The robe of a monk is a sign, not just for the person who's going forth, but a strong sign for society as well. It is a sign that there is spiritual aspiration and that there are beings who are very serious about this; there is truth and people are seeking the truth. This is a very healthy thing for society to see: a robe. Sometimes we mix up other religious perceptions with what Buddhism is. A monk isn't a priest. It's not like a monk is some kind of intermediary with truth. Each one of us has to discover truth for ourselves. So a monk or a nun practices in this particular way with the intention to realise truth. In the same way, lay people are practising in their environments with their conditions. A monk doesn't ordain to become a teacher or a counsellor or a lecturer. The primary intention is the realisation of nibbana. From that, teaching or counselling in a community can take place but that's secondary. If there isn't that primary intention of realising nibbana then it becomes corrupted and the monk is just speaking from books rather than from wisdom and insight. The realisation of nibbana isn't selfish. It's kind of like the selfishness that puts an end to selfishness. Then from that you get monastic beings trying to share their insights with the lay community.

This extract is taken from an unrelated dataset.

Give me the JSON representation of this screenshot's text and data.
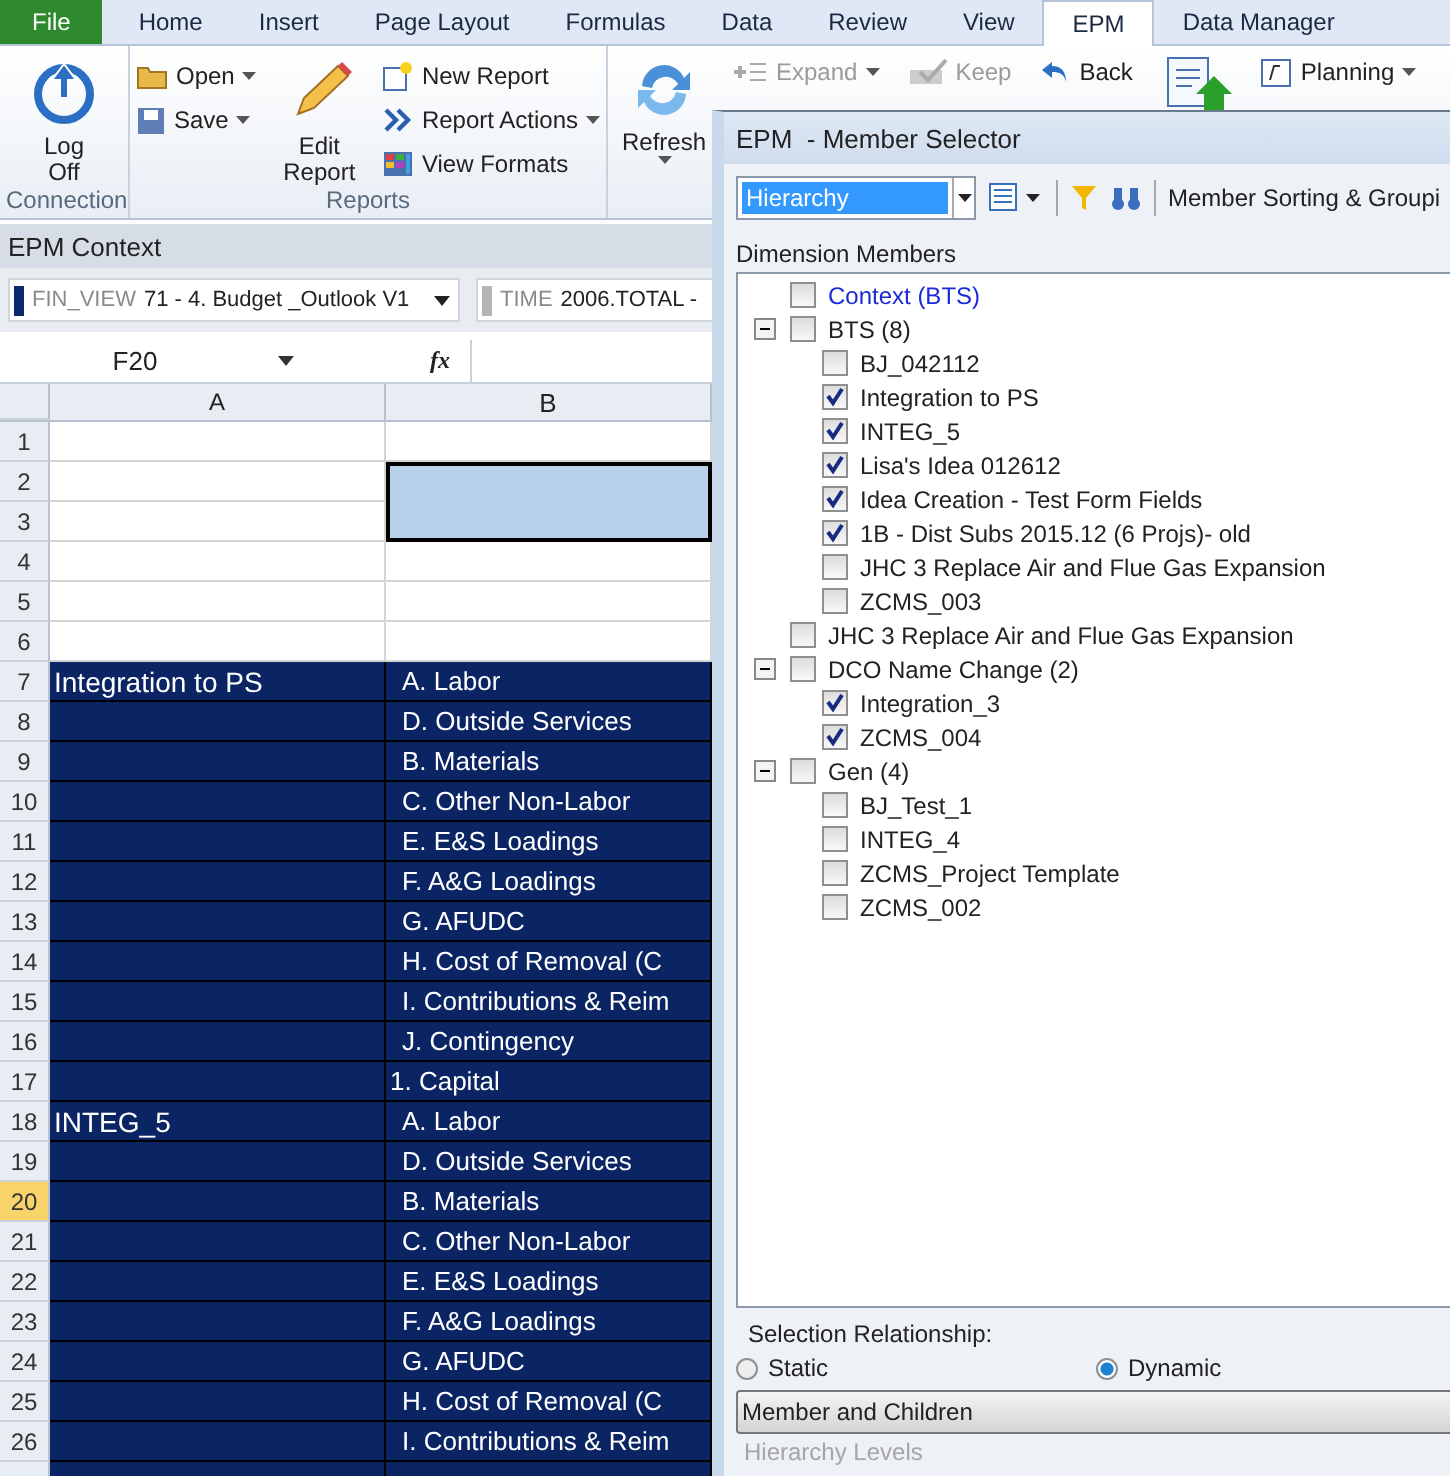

Not everyone has the vocation of being a monk or a nun but everyone has a bit of the monk or nun in them. So we can look at the monk or the nun as a kind of archetype, an image of someone who is seeking truth. Each one of us has different ways of trying to realise truth. A society which supports a situation where men and women who really want to do that are given the opportunity is enriched. And a society which does not have that and where those energies are not allowed to flower or are thwarted suffers a great loss. Just like a society which allows great artists to flower or good plumbers or good ecologists or whatever it might be. These are all important parts of a healthy society.
Sometimes people ask, 'what if everyone wanted to become a monk or a nun?' And my joke is, 'what if everyone wanted to become a hairdresser?' I don't think it's ever going to be a problem. What we're trying to do here is to develop a community where the community includes the monastics and the lay people. Where spiritual aspiration, the love of truth and goodness is encouraged, honoured and brought strongly into consciousness. This is that kind of sanctuary and the kind of ceremony which reminds us of that possibility.